**Requirement:** Leave the images behind and copy every record exactly.

=== Material for the task ===

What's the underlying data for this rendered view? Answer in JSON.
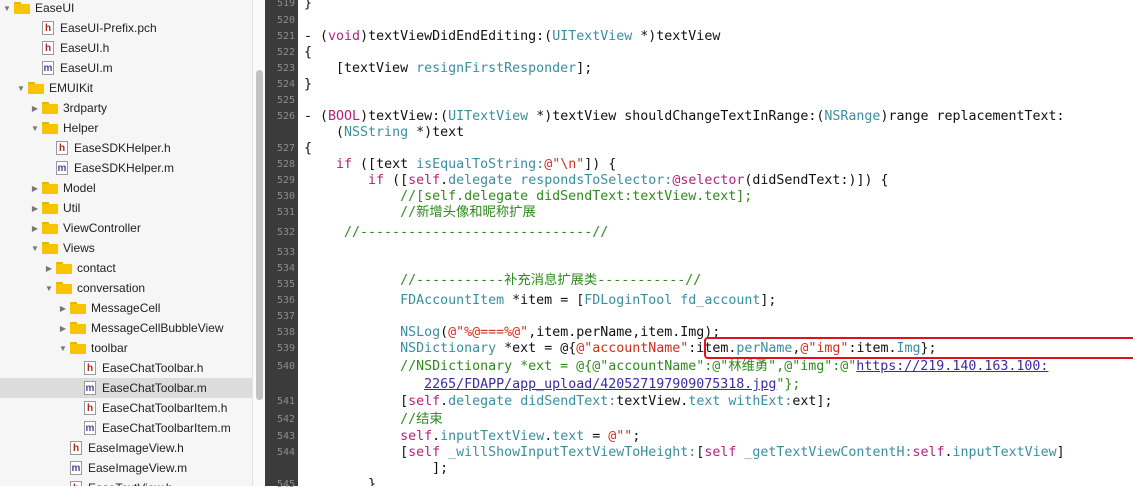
{
  "sidebar": {
    "items": [
      {
        "label": "EaseUI",
        "kind": "folder",
        "arrow": "▼"
      },
      {
        "label": "EaseUI-Prefix.pch",
        "kind": "h"
      },
      {
        "label": "EaseUI.h",
        "kind": "h"
      },
      {
        "label": "EaseUI.m",
        "kind": "m"
      },
      {
        "label": "EMUIKit",
        "kind": "folder",
        "arrow": "▼"
      },
      {
        "label": "3rdparty",
        "kind": "folder",
        "arrow": "▶"
      },
      {
        "label": "Helper",
        "kind": "folder",
        "arrow": "▼"
      },
      {
        "label": "EaseSDKHelper.h",
        "kind": "h"
      },
      {
        "label": "EaseSDKHelper.m",
        "kind": "m"
      },
      {
        "label": "Model",
        "kind": "folder",
        "arrow": "▶"
      },
      {
        "label": "Util",
        "kind": "folder",
        "arrow": "▶"
      },
      {
        "label": "ViewController",
        "kind": "folder",
        "arrow": "▶"
      },
      {
        "label": "Views",
        "kind": "folder",
        "arrow": "▼"
      },
      {
        "label": "contact",
        "kind": "folder",
        "arrow": "▶"
      },
      {
        "label": "conversation",
        "kind": "folder",
        "arrow": "▼"
      },
      {
        "label": "MessageCell",
        "kind": "folder",
        "arrow": "▶"
      },
      {
        "label": "MessageCellBubbleView",
        "kind": "folder",
        "arrow": "▶"
      },
      {
        "label": "toolbar",
        "kind": "folder",
        "arrow": "▼"
      },
      {
        "label": "EaseChatToolbar.h",
        "kind": "h"
      },
      {
        "label": "EaseChatToolbar.m",
        "kind": "m",
        "selected": true
      },
      {
        "label": "EaseChatToolbarItem.h",
        "kind": "h"
      },
      {
        "label": "EaseChatToolbarItem.m",
        "kind": "m"
      },
      {
        "label": "EaseImageView.h",
        "kind": "h"
      },
      {
        "label": "EaseImageView.m",
        "kind": "m"
      },
      {
        "label": "EaseTextView.h",
        "kind": "h"
      }
    ]
  },
  "gutter": {
    "lines": [
      "519",
      "520",
      "521",
      "522",
      "523",
      "524",
      "525",
      "526",
      "",
      "527",
      "528",
      "529",
      "530",
      "531",
      "532",
      "533",
      "534",
      "535",
      "536",
      "537",
      "538",
      "539",
      "540",
      "",
      "541",
      "542",
      "543",
      "544",
      "",
      "545"
    ]
  },
  "code": {
    "l519": "}",
    "l521_a": "- (",
    "l521_void": "void",
    "l521_b": ")textViewDidEndEditing:(",
    "l521_type": "UITextView",
    "l521_c": " *)textView",
    "l522": "{",
    "l523_a": "    [textView ",
    "l523_method": "resignFirstResponder",
    "l523_b": "];",
    "l524": "}",
    "l526_a": "- (",
    "l526_bool": "BOOL",
    "l526_b": ")textView:(",
    "l526_type": "UITextView",
    "l526_c": " *)textView shouldChangeTextInRange:(",
    "l526_range": "NSRange",
    "l526_d": ")range replacementText:",
    "l526w_a": "    (",
    "l526w_type": "NSString",
    "l526w_b": " *)text",
    "l527": "{",
    "l528_a": "    ",
    "l528_if": "if",
    "l528_b": " ([text ",
    "l528_m": "isEqualToString:",
    "l528_str": "@\"\\n\"",
    "l528_c": "]) {",
    "l529_a": "        ",
    "l529_if": "if",
    "l529_b": " ([",
    "l529_self": "self",
    "l529_c": ".",
    "l529_del": "delegate",
    "l529_d": " ",
    "l529_m": "respondsToSelector:",
    "l529_sel": "@selector",
    "l529_e": "(didSendText:)]) {",
    "l530": "            //[self.delegate didSendText:textView.text];",
    "l531": "            //新增头像和昵称扩展",
    "l532": "     //-----------------------------//",
    "l535": "            //-----------补充消息扩展类-----------//",
    "l536_a": "            ",
    "l536_type": "FDAccountItem",
    "l536_b": " *item = [",
    "l536_cls": "FDLoginTool",
    "l536_c": " ",
    "l536_m": "fd_account",
    "l536_d": "];",
    "l538_a": "            ",
    "l538_m": "NSLog",
    "l538_b": "(",
    "l538_str": "@\"%@===%@\"",
    "l538_c": ",item.perName,item.Img);",
    "l539_a": "            ",
    "l539_type": "NSDictionary",
    "l539_b": " *ext = @{",
    "l539_s1": "@\"accountName\"",
    "l539_c": ":item.",
    "l539_p1": "perName",
    "l539_d": ",",
    "l539_s2": "@\"img\"",
    "l539_e": ":item.",
    "l539_p2": "Img",
    "l539_f": "};",
    "l540_a": "            //NSDictionary *ext = @{@\"accountName\":@\"林维勇\",@\"img\":@\"",
    "l540_link": "https://219.140.163.100:",
    "l540w_a": "               ",
    "l540w_link": "2265/FDAPP/app_upload/420527197909075318.jpg",
    "l540w_b": "\"};",
    "l541_a": "            [",
    "l541_self": "self",
    "l541_b": ".",
    "l541_del": "delegate",
    "l541_c": " ",
    "l541_m": "didSendText:",
    "l541_d": "textView.",
    "l541_p": "text",
    "l541_e": " ",
    "l541_m2": "withExt:",
    "l541_f": "ext];",
    "l542": "            //结束",
    "l543_a": "            ",
    "l543_self": "self",
    "l543_b": ".",
    "l543_p": "inputTextView",
    "l543_c": ".",
    "l543_p2": "text",
    "l543_d": " = ",
    "l543_str": "@\"\"",
    "l543_e": ";",
    "l544_a": "            [",
    "l544_self": "self",
    "l544_b": " ",
    "l544_m": "_willShowInputTextViewToHeight:",
    "l544_c": "[",
    "l544_self2": "self",
    "l544_d": " ",
    "l544_m2": "_getTextViewContentH:",
    "l544_self3": "self",
    "l544_e": ".",
    "l544_p": "inputTextView",
    "l544_f": "]",
    "l544w": "                ];",
    "l545": "        }"
  }
}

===

**Result for this task:**
What's the underlying data for this rendered view? Answer in JSON.
{
  "sidebar": {
    "items": [
      {
        "label": "EaseUI",
        "kind": "folder",
        "arrow": "▼"
      },
      {
        "label": "EaseUI-Prefix.pch",
        "kind": "h"
      },
      {
        "label": "EaseUI.h",
        "kind": "h"
      },
      {
        "label": "EaseUI.m",
        "kind": "m"
      },
      {
        "label": "EMUIKit",
        "kind": "folder",
        "arrow": "▼"
      },
      {
        "label": "3rdparty",
        "kind": "folder",
        "arrow": "▶"
      },
      {
        "label": "Helper",
        "kind": "folder",
        "arrow": "▼"
      },
      {
        "label": "EaseSDKHelper.h",
        "kind": "h"
      },
      {
        "label": "EaseSDKHelper.m",
        "kind": "m"
      },
      {
        "label": "Model",
        "kind": "folder",
        "arrow": "▶"
      },
      {
        "label": "Util",
        "kind": "folder",
        "arrow": "▶"
      },
      {
        "label": "ViewController",
        "kind": "folder",
        "arrow": "▶"
      },
      {
        "label": "Views",
        "kind": "folder",
        "arrow": "▼"
      },
      {
        "label": "contact",
        "kind": "folder",
        "arrow": "▶"
      },
      {
        "label": "conversation",
        "kind": "folder",
        "arrow": "▼"
      },
      {
        "label": "MessageCell",
        "kind": "folder",
        "arrow": "▶"
      },
      {
        "label": "MessageCellBubbleView",
        "kind": "folder",
        "arrow": "▶"
      },
      {
        "label": "toolbar",
        "kind": "folder",
        "arrow": "▼"
      },
      {
        "label": "EaseChatToolbar.h",
        "kind": "h"
      },
      {
        "label": "EaseChatToolbar.m",
        "kind": "m",
        "selected": true
      },
      {
        "label": "EaseChatToolbarItem.h",
        "kind": "h"
      },
      {
        "label": "EaseChatToolbarItem.m",
        "kind": "m"
      },
      {
        "label": "EaseImageView.h",
        "kind": "h"
      },
      {
        "label": "EaseImageView.m",
        "kind": "m"
      },
      {
        "label": "EaseTextView.h",
        "kind": "h"
      }
    ]
  },
  "gutter": {
    "lines": [
      "519",
      "520",
      "521",
      "522",
      "523",
      "524",
      "525",
      "526",
      "",
      "527",
      "528",
      "529",
      "530",
      "531",
      "532",
      "533",
      "534",
      "535",
      "536",
      "537",
      "538",
      "539",
      "540",
      "",
      "541",
      "542",
      "543",
      "544",
      "",
      "545"
    ]
  },
  "code": {
    "l519": "}",
    "l521_a": "- (",
    "l521_void": "void",
    "l521_b": ")textViewDidEndEditing:(",
    "l521_type": "UITextView",
    "l521_c": " *)textView",
    "l522": "{",
    "l523_a": "    [textView ",
    "l523_method": "resignFirstResponder",
    "l523_b": "];",
    "l524": "}",
    "l526_a": "- (",
    "l526_bool": "BOOL",
    "l526_b": ")textView:(",
    "l526_type": "UITextView",
    "l526_c": " *)textView shouldChangeTextInRange:(",
    "l526_range": "NSRange",
    "l526_d": ")range replacementText:",
    "l526w_a": "    (",
    "l526w_type": "NSString",
    "l526w_b": " *)text",
    "l527": "{",
    "l528_a": "    ",
    "l528_if": "if",
    "l528_b": " ([text ",
    "l528_m": "isEqualToString:",
    "l528_str": "@\"\\n\"",
    "l528_c": "]) {",
    "l529_a": "        ",
    "l529_if": "if",
    "l529_b": " ([",
    "l529_self": "self",
    "l529_c": ".",
    "l529_del": "delegate",
    "l529_d": " ",
    "l529_m": "respondsToSelector:",
    "l529_sel": "@selector",
    "l529_e": "(didSendText:)]) {",
    "l530": "            //[self.delegate didSendText:textView.text];",
    "l531": "            //新增头像和昵称扩展",
    "l532": "     //-----------------------------//",
    "l535": "            //-----------补充消息扩展类-----------//",
    "l536_a": "            ",
    "l536_type": "FDAccountItem",
    "l536_b": " *item = [",
    "l536_cls": "FDLoginTool",
    "l536_c": " ",
    "l536_m": "fd_account",
    "l536_d": "];",
    "l538_a": "            ",
    "l538_m": "NSLog",
    "l538_b": "(",
    "l538_str": "@\"%@===%@\"",
    "l538_c": ",item.perName,item.Img);",
    "l539_a": "            ",
    "l539_type": "NSDictionary",
    "l539_b": " *ext = @{",
    "l539_s1": "@\"accountName\"",
    "l539_c": ":item.",
    "l539_p1": "perName",
    "l539_d": ",",
    "l539_s2": "@\"img\"",
    "l539_e": ":item.",
    "l539_p2": "Img",
    "l539_f": "};",
    "l540_a": "            //NSDictionary *ext = @{@\"accountName\":@\"林维勇\",@\"img\":@\"",
    "l540_link": "https://219.140.163.100:",
    "l540w_a": "               ",
    "l540w_link": "2265/FDAPP/app_upload/420527197909075318.jpg",
    "l540w_b": "\"};",
    "l541_a": "            [",
    "l541_self": "self",
    "l541_b": ".",
    "l541_del": "delegate",
    "l541_c": " ",
    "l541_m": "didSendText:",
    "l541_d": "textView.",
    "l541_p": "text",
    "l541_e": " ",
    "l541_m2": "withExt:",
    "l541_f": "ext];",
    "l542": "            //结束",
    "l543_a": "            ",
    "l543_self": "self",
    "l543_b": ".",
    "l543_p": "inputTextView",
    "l543_c": ".",
    "l543_p2": "text",
    "l543_d": " = ",
    "l543_str": "@\"\"",
    "l543_e": ";",
    "l544_a": "            [",
    "l544_self": "self",
    "l544_b": " ",
    "l544_m": "_willShowInputTextViewToHeight:",
    "l544_c": "[",
    "l544_self2": "self",
    "l544_d": " ",
    "l544_m2": "_getTextViewContentH:",
    "l544_self3": "self",
    "l544_e": ".",
    "l544_p": "inputTextView",
    "l544_f": "]",
    "l544w": "                ];",
    "l545": "        }"
  }
}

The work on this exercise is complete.